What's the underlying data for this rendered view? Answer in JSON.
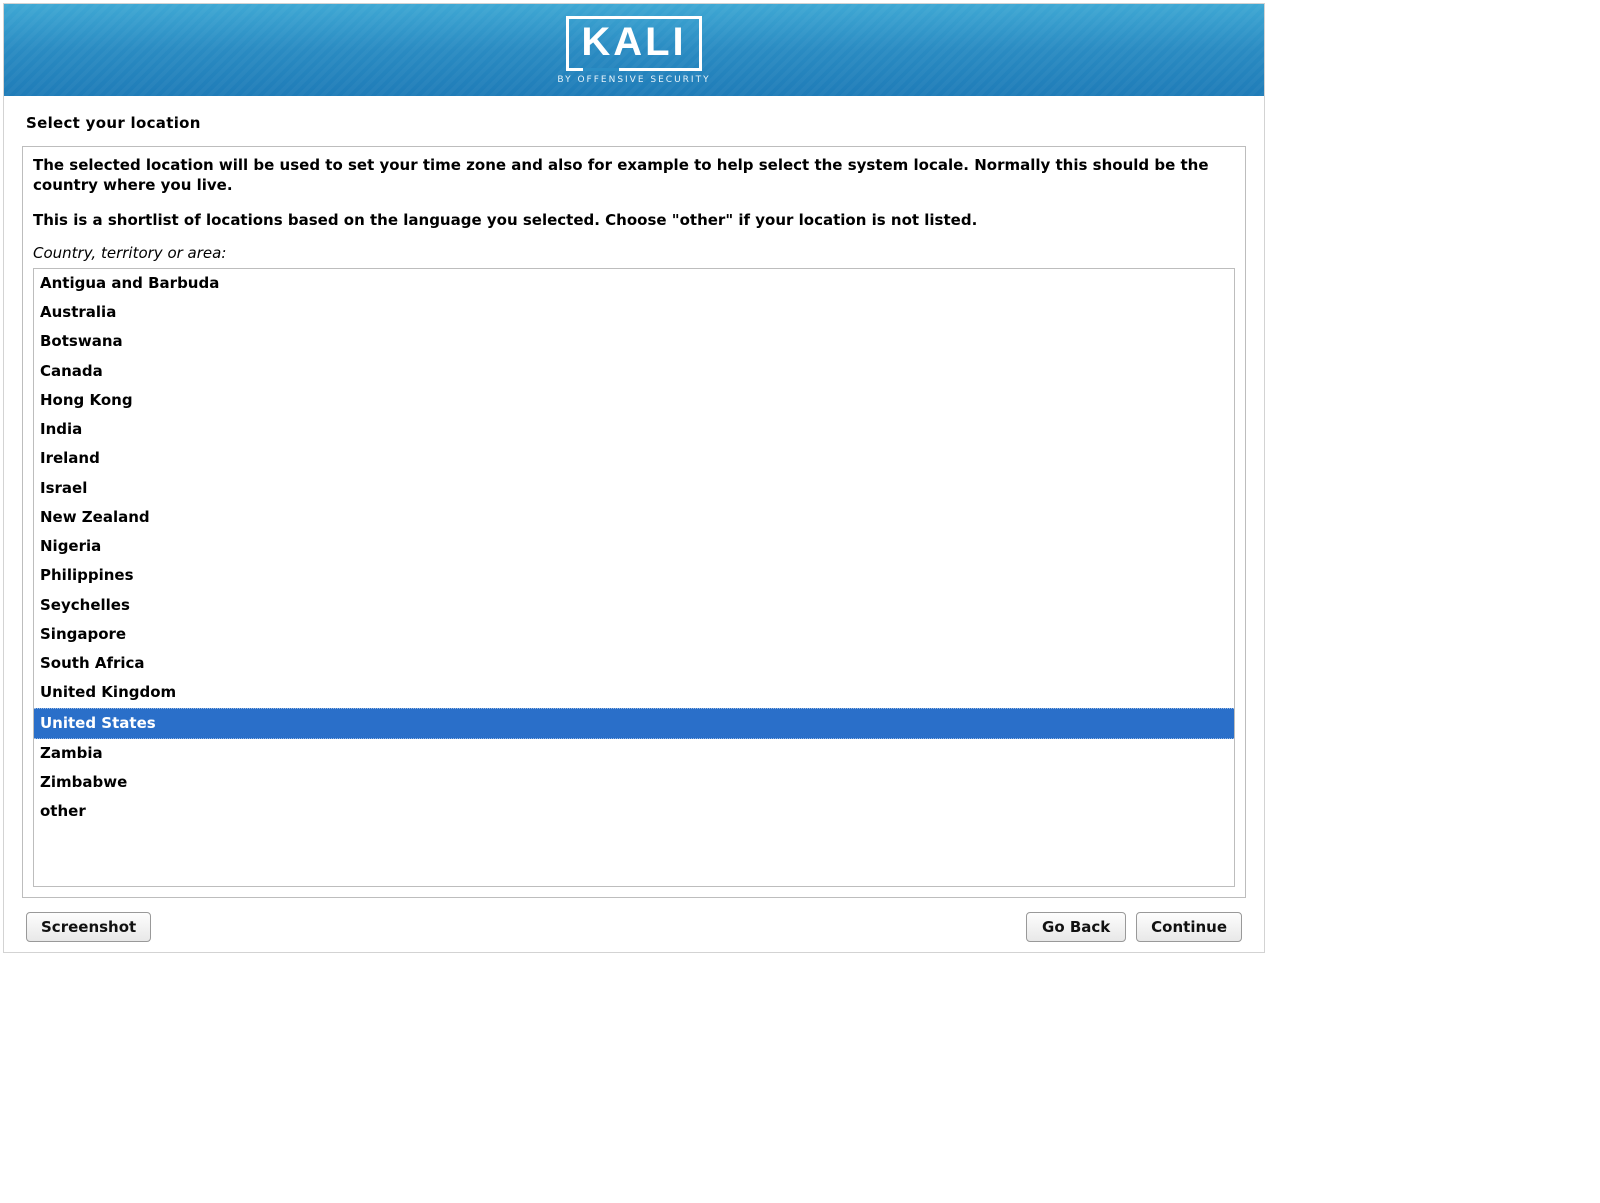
{
  "banner": {
    "logo_text": "KALI",
    "logo_subtitle": "BY OFFENSIVE SECURITY"
  },
  "page": {
    "title": "Select your location",
    "description_1": "The selected location will be used to set your time zone and also for example to help select the system locale. Normally this should be the country where you live.",
    "description_2": "This is a shortlist of locations based on the language you selected. Choose \"other\" if your location is not listed.",
    "field_label": "Country, territory or area:"
  },
  "locations": [
    {
      "label": "Antigua and Barbuda",
      "selected": false
    },
    {
      "label": "Australia",
      "selected": false
    },
    {
      "label": "Botswana",
      "selected": false
    },
    {
      "label": "Canada",
      "selected": false
    },
    {
      "label": "Hong Kong",
      "selected": false
    },
    {
      "label": "India",
      "selected": false
    },
    {
      "label": "Ireland",
      "selected": false
    },
    {
      "label": "Israel",
      "selected": false
    },
    {
      "label": "New Zealand",
      "selected": false
    },
    {
      "label": "Nigeria",
      "selected": false
    },
    {
      "label": "Philippines",
      "selected": false
    },
    {
      "label": "Seychelles",
      "selected": false
    },
    {
      "label": "Singapore",
      "selected": false
    },
    {
      "label": "South Africa",
      "selected": false
    },
    {
      "label": "United Kingdom",
      "selected": false
    },
    {
      "label": "United States",
      "selected": true
    },
    {
      "label": "Zambia",
      "selected": false
    },
    {
      "label": "Zimbabwe",
      "selected": false
    },
    {
      "label": "other",
      "selected": false
    }
  ],
  "buttons": {
    "screenshot": "Screenshot",
    "go_back": "Go Back",
    "continue": "Continue"
  }
}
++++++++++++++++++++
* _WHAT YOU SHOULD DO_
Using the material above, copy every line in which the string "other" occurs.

* _EXERCISE SOLUTION_
    "description_2": "This is a shortlist of locations based on the language you selected. Choose \"other\" if your location is not listed.",
      "label": "other",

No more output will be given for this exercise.